17 July 2014

Monty Python’s Dead Parrot Returns (and This Time it’s 50-Foot-Tall)

For Londoners yesterday it was time for something completely different.  Along the banks of the River Thames which runs through the heart of the city a rather large dead parrot, fifty foot in height (or length depending on the time of day and the bird’s recumbence), had been deposited.  Although it may have bemused any number of tourists for most British people a dead parrot is an immediately recognizable cultural icon. It can mean only one thing – Monty Python.

The (in)famous dead parrot sketch was recently voted number one by the British public (in terms of Python sketches and it would without doubt get in to any top ten comedy poll undertaken in the UK).  So when it comes to promoting the live stage show (it should have been called Pension Plan Python) the troupe are currently performing at the city’s 02 Arena, what better than the dead parrot?

If you need a reminder here it is in all its glory – starring an incredibly youthful looking pair by the names of John Cleese and Michael Palin.

In fact the parrot’s presence was not simply to herald the return of the Monty Python team to London – the shows have been going down spectacularly well and the tickets are more or less sold out.  In fact I just checked and the only ones left for the final performance on July 20 are Level 1 Side View (that seems quite appropriate given the way my grandmother used to look askance at the TV screen when the original show was on in the 1970s: these seats would be perfect for her, were she not an ex-grandmother).

No, the Pythons have decided to reach out to a much larger audience than the paltry 20,000 that the arena can contain.  Instead they have struck a deal with the UK TV channel Gold to broadcast their final performance live from 7.30pm.  This event, of course, demands just that little extra special marketing touch – hence the gigantic ex- parrot (or maybe it's just resting) in London. 

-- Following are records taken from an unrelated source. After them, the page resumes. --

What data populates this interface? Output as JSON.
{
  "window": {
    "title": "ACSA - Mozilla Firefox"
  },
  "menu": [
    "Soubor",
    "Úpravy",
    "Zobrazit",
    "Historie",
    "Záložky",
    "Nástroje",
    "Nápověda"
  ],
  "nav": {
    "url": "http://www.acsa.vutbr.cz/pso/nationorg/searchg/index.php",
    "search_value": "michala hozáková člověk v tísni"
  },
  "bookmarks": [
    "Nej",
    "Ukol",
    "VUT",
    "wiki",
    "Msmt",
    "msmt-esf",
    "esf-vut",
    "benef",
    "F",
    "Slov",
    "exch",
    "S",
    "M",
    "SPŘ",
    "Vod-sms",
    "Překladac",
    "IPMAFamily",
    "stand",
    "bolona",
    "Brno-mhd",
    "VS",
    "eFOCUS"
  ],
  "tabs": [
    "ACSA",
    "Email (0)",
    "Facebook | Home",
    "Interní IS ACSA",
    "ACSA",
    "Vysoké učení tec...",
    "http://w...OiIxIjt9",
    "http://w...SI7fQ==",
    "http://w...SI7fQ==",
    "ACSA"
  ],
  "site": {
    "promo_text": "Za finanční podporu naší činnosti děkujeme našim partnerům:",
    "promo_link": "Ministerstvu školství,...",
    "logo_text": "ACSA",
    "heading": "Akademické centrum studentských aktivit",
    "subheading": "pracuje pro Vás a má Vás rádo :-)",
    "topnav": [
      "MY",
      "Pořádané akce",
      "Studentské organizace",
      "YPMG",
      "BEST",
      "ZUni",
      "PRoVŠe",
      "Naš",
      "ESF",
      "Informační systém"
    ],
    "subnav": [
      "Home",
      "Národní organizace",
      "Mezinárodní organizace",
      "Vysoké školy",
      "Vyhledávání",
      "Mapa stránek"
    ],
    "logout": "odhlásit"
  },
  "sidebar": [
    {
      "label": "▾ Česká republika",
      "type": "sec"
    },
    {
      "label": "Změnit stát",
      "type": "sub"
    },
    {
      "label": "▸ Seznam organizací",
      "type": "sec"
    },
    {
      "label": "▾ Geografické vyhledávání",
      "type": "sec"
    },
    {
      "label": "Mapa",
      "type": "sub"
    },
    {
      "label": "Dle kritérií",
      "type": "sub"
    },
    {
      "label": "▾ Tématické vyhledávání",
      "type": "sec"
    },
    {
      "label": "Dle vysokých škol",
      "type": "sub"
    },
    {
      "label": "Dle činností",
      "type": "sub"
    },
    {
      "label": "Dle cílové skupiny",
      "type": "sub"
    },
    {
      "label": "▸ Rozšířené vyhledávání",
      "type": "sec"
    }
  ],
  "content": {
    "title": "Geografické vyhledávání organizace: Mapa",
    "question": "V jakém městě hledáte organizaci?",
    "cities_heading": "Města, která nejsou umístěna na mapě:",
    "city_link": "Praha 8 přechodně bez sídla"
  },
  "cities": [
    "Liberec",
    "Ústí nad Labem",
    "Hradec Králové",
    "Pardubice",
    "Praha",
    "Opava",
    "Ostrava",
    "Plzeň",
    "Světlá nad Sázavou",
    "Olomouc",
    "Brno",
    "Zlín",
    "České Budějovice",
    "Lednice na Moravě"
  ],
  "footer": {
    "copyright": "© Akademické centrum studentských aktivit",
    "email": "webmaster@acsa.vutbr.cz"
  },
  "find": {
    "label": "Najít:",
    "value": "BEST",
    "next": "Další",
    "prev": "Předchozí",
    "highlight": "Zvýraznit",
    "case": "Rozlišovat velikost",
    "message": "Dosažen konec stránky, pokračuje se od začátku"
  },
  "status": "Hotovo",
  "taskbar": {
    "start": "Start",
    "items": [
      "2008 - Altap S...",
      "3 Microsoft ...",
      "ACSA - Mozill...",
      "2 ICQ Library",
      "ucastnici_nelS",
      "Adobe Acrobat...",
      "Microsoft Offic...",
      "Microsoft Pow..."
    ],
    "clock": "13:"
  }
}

Python star Terry Gilliam gave it his own inimitable seal of approval before it went on display.

Whatever the reason for its sudden presence, Londoners, as ever, took this latest strange site in their stride.  One can’t help but think that although the dead parrot might receive greater publicity from its positioning in the English capital (and it does look resplendent in front of Tower Bridge) that it may have felt more at home in Bolton or Ipswich.

Pictures courtesy of Taylor Herring